Posted on 18 October, 2018The latest Bellwether report outlines tough times ahead for the marketing industry, but there is a glimmer of hope for direct
The latest Bellwether report from the IPA has been released and there are very few surprises all round.
The headlines are that growth is sluggish, with the slowest pace recorded since mid-2015. Direct budgets have been revised down by 7 per cent, whilst digital marketing has experienced a 14 per cent increase. Atl advertising remained stable. It was an overall a pretty pessimistic study with highest level of negative sentiment recorded since 2011.
Brexit was seen as the major barrier to ad spend growth, with continued uncertainty about the UK’s future with Europe given as the primary reason for putting marketing spend on hold.
Interestingly, however, compliance took a back seat in this report. But it is worth mentioning that this will have had a significant impact on direct spend. With marketing databases depleted significantly since the introduction of GDPR in May, DM volumes have fallen and budgets have consequently decreased. However, this decrease is no bad thing. In fact it’s positive for consumers, for brands and for the channel. Firstly consumers will be receiving fewer and more targeted mailings, marketers are receiving improved ROI as volume has reduced but response rates have increased, and finally consumer perception of the channel will also be enhanced as a result of better targeting and reduced volume meaning that it will become more effective and potentially shrug off its negative reputation. With decreases in direct marketing budgets it’s unsurprising that digital budgets are on the rise. Clearly the savings are being pushed into alternative media.
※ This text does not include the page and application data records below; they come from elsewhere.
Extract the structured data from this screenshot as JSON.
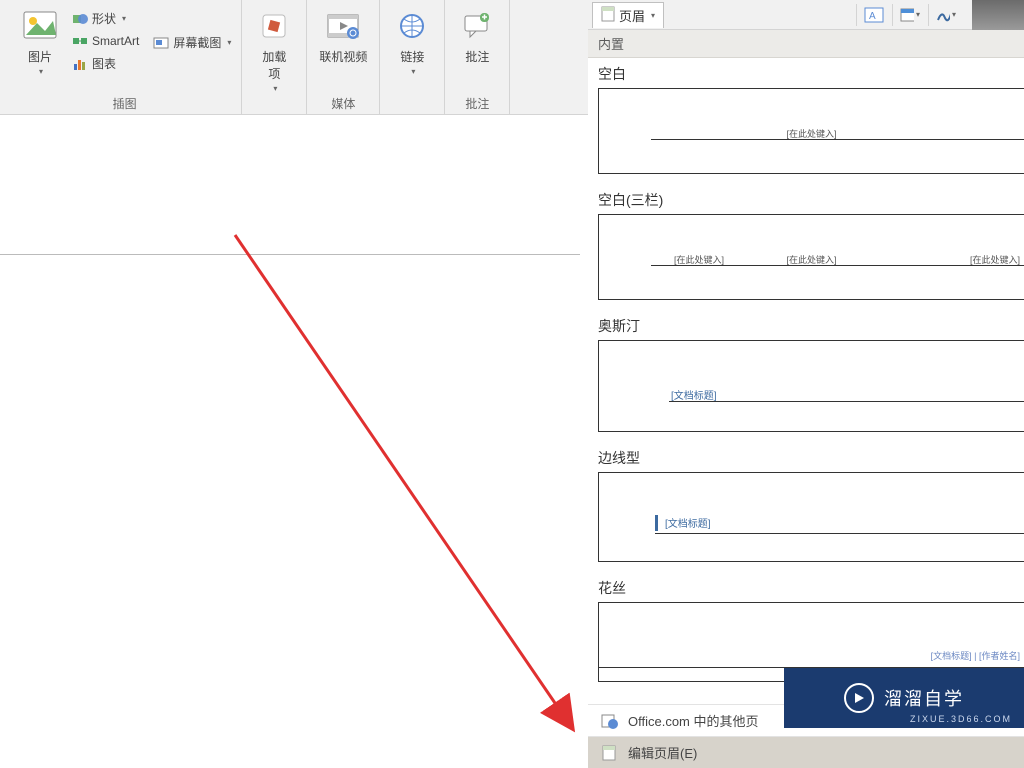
{
  "ribbon": {
    "groups": {
      "illustration": {
        "label": "插图",
        "picture": "图片",
        "shapes": "形状",
        "smartart": "SmartArt",
        "chart": "图表",
        "screenshot": "屏幕截图"
      },
      "addins": {
        "label": "",
        "btn": "加载\n项"
      },
      "media": {
        "label": "媒体",
        "video": "联机视频"
      },
      "links": {
        "label": "",
        "btn": "链接"
      },
      "comments": {
        "label": "批注",
        "btn": "批注"
      }
    }
  },
  "header_dropdown": {
    "toggle_label": "页眉",
    "builtin_header": "内置",
    "templates": {
      "blank": {
        "name": "空白",
        "ph": "[在此处键入]"
      },
      "blank3": {
        "name": "空白(三栏)",
        "ph1": "[在此处键入]",
        "ph2": "[在此处键入]",
        "ph3": "[在此处键入]"
      },
      "austin": {
        "name": "奥斯汀",
        "title": "[文档标题]"
      },
      "border": {
        "name": "边线型",
        "title": "[文档标题]"
      },
      "flower": {
        "name": "花丝",
        "title": "[文档标题] | [作者姓名]"
      }
    },
    "more_online": "Office.com 中的其他页",
    "edit_header": "编辑页眉(E)"
  },
  "watermark": {
    "text": "溜溜自学",
    "url": "ZIXUE.3D66.COM"
  }
}
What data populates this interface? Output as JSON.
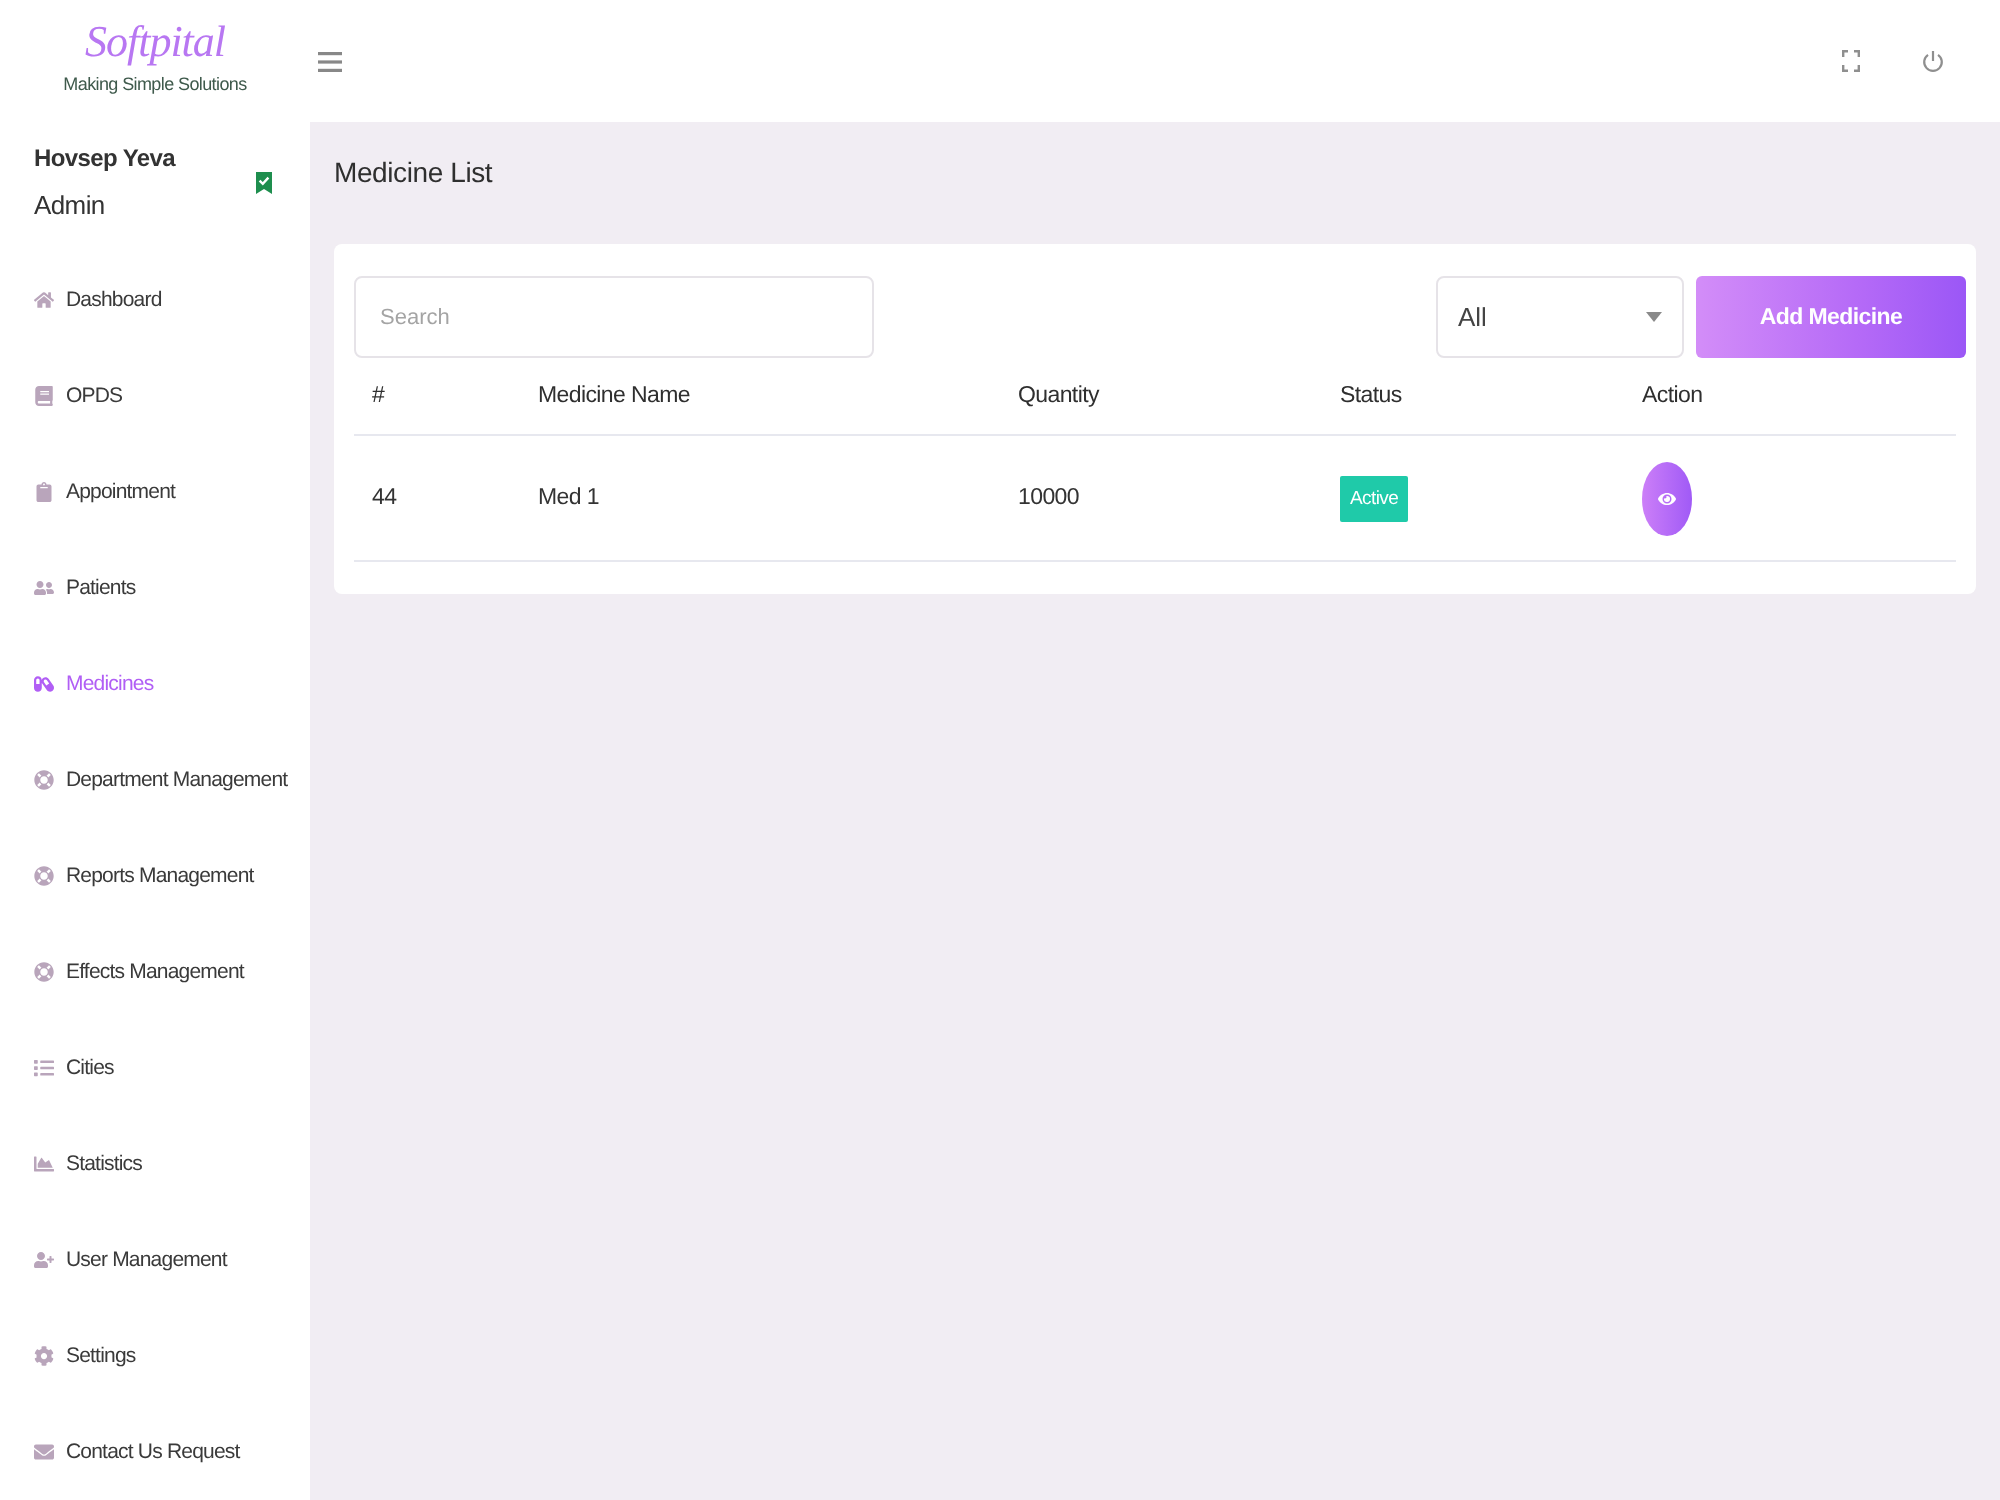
{
  "brand": {
    "name": "Softpital",
    "tagline": "Making Simple Solutions"
  },
  "user": {
    "name": "Hovsep Yeva",
    "role": "Admin"
  },
  "sidebar": {
    "items": [
      {
        "label": "Dashboard",
        "selected": false
      },
      {
        "label": "OPDS",
        "selected": false
      },
      {
        "label": "Appointment",
        "selected": false
      },
      {
        "label": "Patients",
        "selected": false
      },
      {
        "label": "Medicines",
        "selected": true
      },
      {
        "label": "Department Management",
        "selected": false
      },
      {
        "label": "Reports Management",
        "selected": false
      },
      {
        "label": "Effects Management",
        "selected": false
      },
      {
        "label": "Cities",
        "selected": false
      },
      {
        "label": "Statistics",
        "selected": false
      },
      {
        "label": "User Management",
        "selected": false
      },
      {
        "label": "Settings",
        "selected": false
      },
      {
        "label": "Contact Us Request",
        "selected": false
      }
    ]
  },
  "page": {
    "title": "Medicine List"
  },
  "toolbar": {
    "search": {
      "placeholder": "Search"
    },
    "filter": {
      "value": "All"
    },
    "add_button": "Add Medicine"
  },
  "table": {
    "columns": [
      "#",
      "Medicine Name",
      "Quantity",
      "Status",
      "Action"
    ],
    "rows": [
      {
        "cells": [
          "44",
          "Med 1",
          "10000"
        ],
        "status": {
          "label": "Active",
          "active": true
        }
      }
    ]
  }
}
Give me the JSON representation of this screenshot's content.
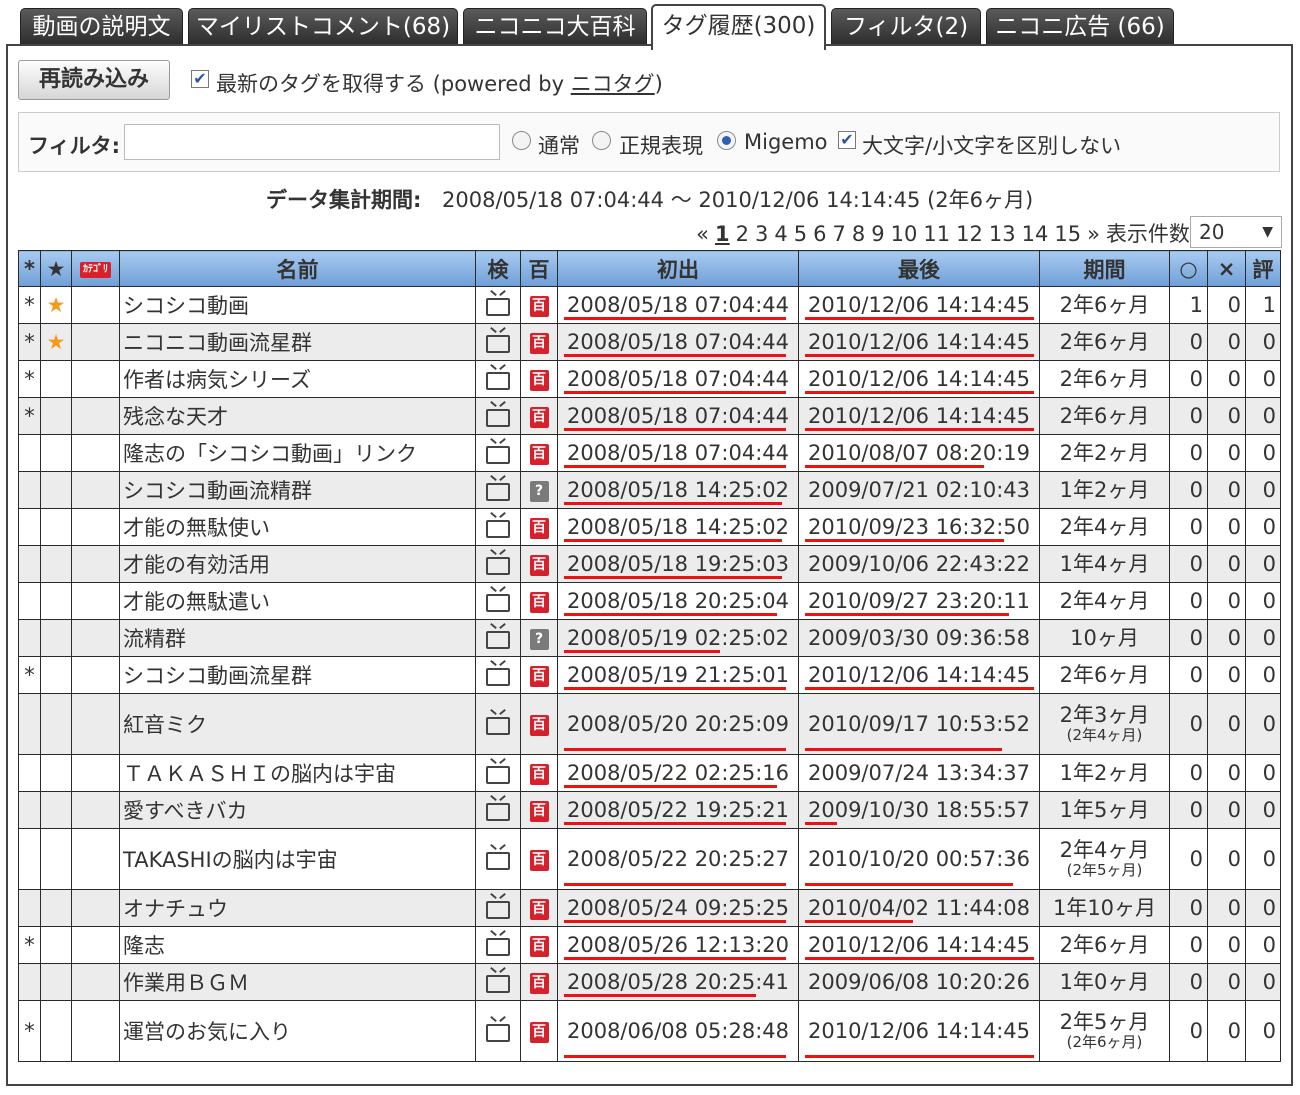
{
  "tabs": [
    {
      "label": "動画の説明文",
      "active": false
    },
    {
      "label": "マイリストコメント(68)",
      "active": false
    },
    {
      "label": "ニコニコ大百科",
      "active": false
    },
    {
      "label": "タグ履歴(300)",
      "active": true
    },
    {
      "label": "フィルタ(2)",
      "active": false
    },
    {
      "label": "ニコニ広告 (66)",
      "active": false
    }
  ],
  "toolbar": {
    "reload_label": "再読み込み",
    "fetch_latest_checked": true,
    "fetch_latest_label": "最新のタグを取得する (powered by ",
    "nicotag_link": "ニコタグ",
    "fetch_latest_suffix": ")"
  },
  "filter": {
    "label": "フィルタ:",
    "value": "",
    "modes": [
      {
        "label": "通常",
        "checked": false
      },
      {
        "label": "正規表現",
        "checked": false
      },
      {
        "label": "Migemo",
        "checked": true
      }
    ],
    "ignore_case_checked": true,
    "ignore_case_label": "大文字/小文字を区別しない"
  },
  "period": {
    "label": "データ集計期間:",
    "value": "2008/05/18 07:04:44 ～ 2010/12/06 14:14:45 (2年6ヶ月)"
  },
  "pager": {
    "prev": "«",
    "pages": [
      "1",
      "2",
      "3",
      "4",
      "5",
      "6",
      "7",
      "8",
      "9",
      "10",
      "11",
      "12",
      "13",
      "14",
      "15"
    ],
    "current": "1",
    "next": "»",
    "per_page_label": "表示件数:",
    "per_page_value": "20"
  },
  "table": {
    "headers": {
      "lock": "*",
      "fav": "★",
      "category": "ｶﾃｺﾞﾘ",
      "name": "名前",
      "search": "検",
      "dic": "百",
      "first": "初出",
      "last": "最後",
      "period": "期間",
      "good": "○",
      "bad": "×",
      "score": "評"
    },
    "rows": [
      {
        "lock": "*",
        "fav": "★",
        "name": "シコシコ動画",
        "dic": "active",
        "first": "2008/05/18 07:04:44",
        "last": "2010/12/06 14:14:45",
        "period": "2年6ヶ月",
        "period_sub": "",
        "good": "1",
        "bad": "0",
        "score": "1",
        "first_bar": 0.97,
        "last_bar": 1.0
      },
      {
        "lock": "*",
        "fav": "★",
        "name": "ニコニコ動画流星群",
        "dic": "active",
        "first": "2008/05/18 07:04:44",
        "last": "2010/12/06 14:14:45",
        "period": "2年6ヶ月",
        "period_sub": "",
        "good": "0",
        "bad": "0",
        "score": "0",
        "first_bar": 0.97,
        "last_bar": 1.0
      },
      {
        "lock": "*",
        "fav": "",
        "name": "作者は病気シリーズ",
        "dic": "active",
        "first": "2008/05/18 07:04:44",
        "last": "2010/12/06 14:14:45",
        "period": "2年6ヶ月",
        "period_sub": "",
        "good": "0",
        "bad": "0",
        "score": "0",
        "first_bar": 0.97,
        "last_bar": 1.0
      },
      {
        "lock": "*",
        "fav": "",
        "name": "残念な天才",
        "dic": "active",
        "first": "2008/05/18 07:04:44",
        "last": "2010/12/06 14:14:45",
        "period": "2年6ヶ月",
        "period_sub": "",
        "good": "0",
        "bad": "0",
        "score": "0",
        "first_bar": 0.97,
        "last_bar": 1.0
      },
      {
        "lock": "",
        "fav": "",
        "name": "隆志の「シコシコ動画」リンク",
        "dic": "active",
        "first": "2008/05/18 07:04:44",
        "last": "2010/08/07 08:20:19",
        "period": "2年2ヶ月",
        "period_sub": "",
        "good": "0",
        "bad": "0",
        "score": "0",
        "first_bar": 0.97,
        "last_bar": 0.78
      },
      {
        "lock": "",
        "fav": "",
        "name": "シコシコ動画流精群",
        "dic": "unknown",
        "first": "2008/05/18 14:25:02",
        "last": "2009/07/21 02:10:43",
        "period": "1年2ヶ月",
        "period_sub": "",
        "good": "0",
        "bad": "0",
        "score": "0",
        "first_bar": 0.95,
        "last_bar": 0.0
      },
      {
        "lock": "",
        "fav": "",
        "name": "才能の無駄使い",
        "dic": "active",
        "first": "2008/05/18 14:25:02",
        "last": "2010/09/23 16:32:50",
        "period": "2年4ヶ月",
        "period_sub": "",
        "good": "0",
        "bad": "0",
        "score": "0",
        "first_bar": 0.95,
        "last_bar": 0.87
      },
      {
        "lock": "",
        "fav": "",
        "name": "才能の有効活用",
        "dic": "active",
        "first": "2008/05/18 19:25:03",
        "last": "2009/10/06 22:43:22",
        "period": "1年4ヶ月",
        "period_sub": "",
        "good": "0",
        "bad": "0",
        "score": "0",
        "first_bar": 0.95,
        "last_bar": 0.0
      },
      {
        "lock": "",
        "fav": "",
        "name": "才能の無駄遣い",
        "dic": "active",
        "first": "2008/05/18 20:25:04",
        "last": "2010/09/27 23:20:11",
        "period": "2年4ヶ月",
        "period_sub": "",
        "good": "0",
        "bad": "0",
        "score": "0",
        "first_bar": 0.93,
        "last_bar": 0.89
      },
      {
        "lock": "",
        "fav": "",
        "name": "流精群",
        "dic": "unknown",
        "first": "2008/05/19 02:25:02",
        "last": "2009/03/30 09:36:58",
        "period": "10ヶ月",
        "period_sub": "",
        "good": "0",
        "bad": "0",
        "score": "0",
        "first_bar": 0.68,
        "last_bar": 0.0
      },
      {
        "lock": "*",
        "fav": "",
        "name": "シコシコ動画流星群",
        "dic": "active",
        "first": "2008/05/19 21:25:01",
        "last": "2010/12/06 14:14:45",
        "period": "2年6ヶ月",
        "period_sub": "",
        "good": "0",
        "bad": "0",
        "score": "0",
        "first_bar": 0.97,
        "last_bar": 1.0
      },
      {
        "lock": "",
        "fav": "",
        "name": "紅音ミク",
        "dic": "active",
        "first": "2008/05/20 20:25:09",
        "last": "2010/09/17 10:53:52",
        "period": "2年3ヶ月",
        "period_sub": "(2年4ヶ月)",
        "good": "0",
        "bad": "0",
        "score": "0",
        "first_bar": 0.97,
        "last_bar": 0.86
      },
      {
        "lock": "",
        "fav": "",
        "name": "ＴＡＫＡＳＨＩの脳内は宇宙",
        "dic": "active",
        "first": "2008/05/22 02:25:16",
        "last": "2009/07/24 13:34:37",
        "period": "1年2ヶ月",
        "period_sub": "",
        "good": "0",
        "bad": "0",
        "score": "0",
        "first_bar": 0.93,
        "last_bar": 0.0
      },
      {
        "lock": "",
        "fav": "",
        "name": "愛すべきバカ",
        "dic": "active",
        "first": "2008/05/22 19:25:21",
        "last": "2009/10/30 18:55:57",
        "period": "1年5ヶ月",
        "period_sub": "",
        "good": "0",
        "bad": "0",
        "score": "0",
        "first_bar": 0.97,
        "last_bar": 0.14
      },
      {
        "lock": "",
        "fav": "",
        "name": "TAKASHIの脳内は宇宙",
        "dic": "active",
        "first": "2008/05/22 20:25:27",
        "last": "2010/10/20 00:57:36",
        "period": "2年4ヶ月",
        "period_sub": "(2年5ヶ月)",
        "good": "0",
        "bad": "0",
        "score": "0",
        "first_bar": 0.97,
        "last_bar": 0.91
      },
      {
        "lock": "",
        "fav": "",
        "name": "オナチュウ",
        "dic": "active",
        "first": "2008/05/24 09:25:25",
        "last": "2010/04/02 11:44:08",
        "period": "1年10ヶ月",
        "period_sub": "",
        "good": "0",
        "bad": "0",
        "score": "0",
        "first_bar": 0.97,
        "last_bar": 0.47
      },
      {
        "lock": "*",
        "fav": "",
        "name": "隆志",
        "dic": "active",
        "first": "2008/05/26 12:13:20",
        "last": "2010/12/06 14:14:45",
        "period": "2年6ヶ月",
        "period_sub": "",
        "good": "0",
        "bad": "0",
        "score": "0",
        "first_bar": 0.97,
        "last_bar": 1.0
      },
      {
        "lock": "",
        "fav": "",
        "name": "作業用ＢＧＭ",
        "dic": "active",
        "first": "2008/05/28 20:25:41",
        "last": "2009/06/08 10:20:26",
        "period": "1年0ヶ月",
        "period_sub": "",
        "good": "0",
        "bad": "0",
        "score": "0",
        "first_bar": 0.84,
        "last_bar": 0.0
      },
      {
        "lock": "*",
        "fav": "",
        "name": "運営のお気に入り",
        "dic": "active",
        "first": "2008/06/08 05:28:48",
        "last": "2010/12/06 14:14:45",
        "period": "2年5ヶ月",
        "period_sub": "(2年6ヶ月)",
        "good": "0",
        "bad": "0",
        "score": "0",
        "first_bar": 0.97,
        "last_bar": 1.0
      }
    ]
  },
  "colors": {
    "header_bg": "#8fb8e8",
    "timeline_bar": "#ee1111",
    "star": "#f39a1c",
    "dic_icon": "#d8202a"
  }
}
However, with ePrivacy on the horizon it is likely that digital will experience a reduction of spend when it becomes harder to use the Internet to target customers.
So due to the unfavourable conditions for marketing as a whole as a result of Brexit and tighter controls, the outlook for direct is not as negative as the report makes out.